What is being asked | Your answer should be the records below, written out exactly.

┌────────

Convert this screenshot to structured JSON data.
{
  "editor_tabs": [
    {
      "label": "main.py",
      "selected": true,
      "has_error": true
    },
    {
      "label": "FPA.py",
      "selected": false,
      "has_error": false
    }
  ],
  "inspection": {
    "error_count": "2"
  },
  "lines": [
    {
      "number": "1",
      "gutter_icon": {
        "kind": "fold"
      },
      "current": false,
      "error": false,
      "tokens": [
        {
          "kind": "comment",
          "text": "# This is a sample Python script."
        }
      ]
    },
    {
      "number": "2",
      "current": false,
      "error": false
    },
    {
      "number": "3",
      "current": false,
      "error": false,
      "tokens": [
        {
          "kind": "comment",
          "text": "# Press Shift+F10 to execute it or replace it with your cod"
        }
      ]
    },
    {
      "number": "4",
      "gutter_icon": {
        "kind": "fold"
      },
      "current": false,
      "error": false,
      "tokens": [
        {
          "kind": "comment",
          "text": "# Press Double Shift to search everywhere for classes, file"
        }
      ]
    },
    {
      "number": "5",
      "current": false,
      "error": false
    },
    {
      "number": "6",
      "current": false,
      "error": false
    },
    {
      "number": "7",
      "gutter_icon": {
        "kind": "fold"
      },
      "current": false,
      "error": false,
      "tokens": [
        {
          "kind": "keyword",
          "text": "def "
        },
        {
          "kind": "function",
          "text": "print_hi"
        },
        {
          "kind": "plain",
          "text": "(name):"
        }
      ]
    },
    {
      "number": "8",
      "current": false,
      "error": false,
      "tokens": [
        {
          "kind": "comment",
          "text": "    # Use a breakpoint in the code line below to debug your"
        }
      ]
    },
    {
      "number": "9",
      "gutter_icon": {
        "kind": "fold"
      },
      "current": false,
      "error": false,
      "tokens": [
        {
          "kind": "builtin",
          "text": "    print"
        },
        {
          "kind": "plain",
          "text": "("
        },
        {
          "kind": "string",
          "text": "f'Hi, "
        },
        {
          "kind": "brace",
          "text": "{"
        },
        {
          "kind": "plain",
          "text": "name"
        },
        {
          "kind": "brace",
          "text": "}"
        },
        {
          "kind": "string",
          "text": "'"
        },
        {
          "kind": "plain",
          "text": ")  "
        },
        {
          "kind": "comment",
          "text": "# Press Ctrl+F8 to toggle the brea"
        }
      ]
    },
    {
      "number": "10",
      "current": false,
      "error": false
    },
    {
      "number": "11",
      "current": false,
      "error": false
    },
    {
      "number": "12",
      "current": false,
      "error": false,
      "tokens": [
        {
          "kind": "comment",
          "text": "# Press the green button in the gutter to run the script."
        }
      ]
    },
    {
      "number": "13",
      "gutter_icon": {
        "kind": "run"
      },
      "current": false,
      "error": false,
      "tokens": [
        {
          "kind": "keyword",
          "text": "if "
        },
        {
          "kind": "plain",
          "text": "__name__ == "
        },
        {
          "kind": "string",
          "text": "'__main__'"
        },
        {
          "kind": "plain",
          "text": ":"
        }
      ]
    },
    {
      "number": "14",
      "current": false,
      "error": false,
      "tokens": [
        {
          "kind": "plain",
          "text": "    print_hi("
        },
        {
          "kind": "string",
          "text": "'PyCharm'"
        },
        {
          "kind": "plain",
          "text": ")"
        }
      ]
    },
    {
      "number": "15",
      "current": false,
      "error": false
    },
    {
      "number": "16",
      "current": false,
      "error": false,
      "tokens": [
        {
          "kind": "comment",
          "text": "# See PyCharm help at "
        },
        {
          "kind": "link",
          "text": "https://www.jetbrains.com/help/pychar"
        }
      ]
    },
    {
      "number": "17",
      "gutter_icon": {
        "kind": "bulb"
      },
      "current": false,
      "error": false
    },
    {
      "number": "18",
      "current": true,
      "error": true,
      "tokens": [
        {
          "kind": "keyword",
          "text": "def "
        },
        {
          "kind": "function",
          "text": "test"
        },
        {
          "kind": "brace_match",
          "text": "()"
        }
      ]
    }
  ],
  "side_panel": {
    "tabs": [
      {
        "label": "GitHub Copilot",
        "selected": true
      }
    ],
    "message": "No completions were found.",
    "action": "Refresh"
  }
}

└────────

Solution to the exercise |
Convert this screenshot to structured JSON data.
{
  "editor_tabs": [
    {
      "label": "main.py",
      "selected": true,
      "has_error": true
    },
    {
      "label": "FPA.py",
      "selected": false,
      "has_error": false
    }
  ],
  "inspection": {
    "error_count": "2"
  },
  "lines": [
    {
      "number": "1",
      "gutter_icon": {
        "kind": "fold"
      },
      "current": false,
      "error": false,
      "tokens": [
        {
          "kind": "comment",
          "text": "# This is a sample Python script."
        }
      ]
    },
    {
      "number": "2",
      "current": false,
      "error": false
    },
    {
      "number": "3",
      "current": false,
      "error": false,
      "tokens": [
        {
          "kind": "comment",
          "text": "# Press Shift+F10 to execute it or replace it with your cod"
        }
      ]
    },
    {
      "number": "4",
      "gutter_icon": {
        "kind": "fold"
      },
      "current": false,
      "error": false,
      "tokens": [
        {
          "kind": "comment",
          "text": "# Press Double Shift to search everywhere for classes, file"
        }
      ]
    },
    {
      "number": "5",
      "current": false,
      "error": false
    },
    {
      "number": "6",
      "current": false,
      "error": false
    },
    {
      "number": "7",
      "gutter_icon": {
        "kind": "fold"
      },
      "current": false,
      "error": false,
      "tokens": [
        {
          "kind": "keyword",
          "text": "def "
        },
        {
          "kind": "function",
          "text": "print_hi"
        },
        {
          "kind": "plain",
          "text": "(name):"
        }
      ]
    },
    {
      "number": "8",
      "current": false,
      "error": false,
      "tokens": [
        {
          "kind": "comment",
          "text": "    # Use a breakpoint in the code line below to debug your"
        }
      ]
    },
    {
      "number": "9",
      "gutter_icon": {
        "kind": "fold"
      },
      "current": false,
      "error": false,
      "tokens": [
        {
          "kind": "builtin",
          "text": "    print"
        },
        {
          "kind": "plain",
          "text": "("
        },
        {
          "kind": "string",
          "text": "f'Hi, "
        },
        {
          "kind": "brace",
          "text": "{"
        },
        {
          "kind": "plain",
          "text": "name"
        },
        {
          "kind": "brace",
          "text": "}"
        },
        {
          "kind": "string",
          "text": "'"
        },
        {
          "kind": "plain",
          "text": ")  "
        },
        {
          "kind": "comment",
          "text": "# Press Ctrl+F8 to toggle the brea"
        }
      ]
    },
    {
      "number": "10",
      "current": false,
      "error": false
    },
    {
      "number": "11",
      "current": false,
      "error": false
    },
    {
      "number": "12",
      "current": false,
      "error": false,
      "tokens": [
        {
          "kind": "comment",
          "text": "# Press the green button in the gutter to run the script."
        }
      ]
    },
    {
      "number": "13",
      "gutter_icon": {
        "kind": "run"
      },
      "current": false,
      "error": false,
      "tokens": [
        {
          "kind": "keyword",
          "text": "if "
        },
        {
          "kind": "plain",
          "text": "__name__ == "
        },
        {
          "kind": "string",
          "text": "'__main__'"
        },
        {
          "kind": "plain",
          "text": ":"
        }
      ]
    },
    {
      "number": "14",
      "current": false,
      "error": false,
      "tokens": [
        {
          "kind": "plain",
          "text": "    print_hi("
        },
        {
          "kind": "string",
          "text": "'PyCharm'"
        },
        {
          "kind": "plain",
          "text": ")"
        }
      ]
    },
    {
      "number": "15",
      "current": false,
      "error": false
    },
    {
      "number": "16",
      "current": false,
      "error": false,
      "tokens": [
        {
          "kind": "comment",
          "text": "# See PyCharm help at "
        },
        {
          "kind": "link",
          "text": "https://www.jetbrains.com/help/pychar"
        }
      ]
    },
    {
      "number": "17",
      "gutter_icon": {
        "kind": "bulb"
      },
      "current": false,
      "error": false
    },
    {
      "number": "18",
      "current": true,
      "error": true,
      "tokens": [
        {
          "kind": "keyword",
          "text": "def "
        },
        {
          "kind": "function",
          "text": "test"
        },
        {
          "kind": "brace_match",
          "text": "()"
        }
      ]
    }
  ],
  "side_panel": {
    "tabs": [
      {
        "label": "GitHub Copilot",
        "selected": true
      }
    ],
    "message": "No completions were found.",
    "action": "Refresh"
  }
}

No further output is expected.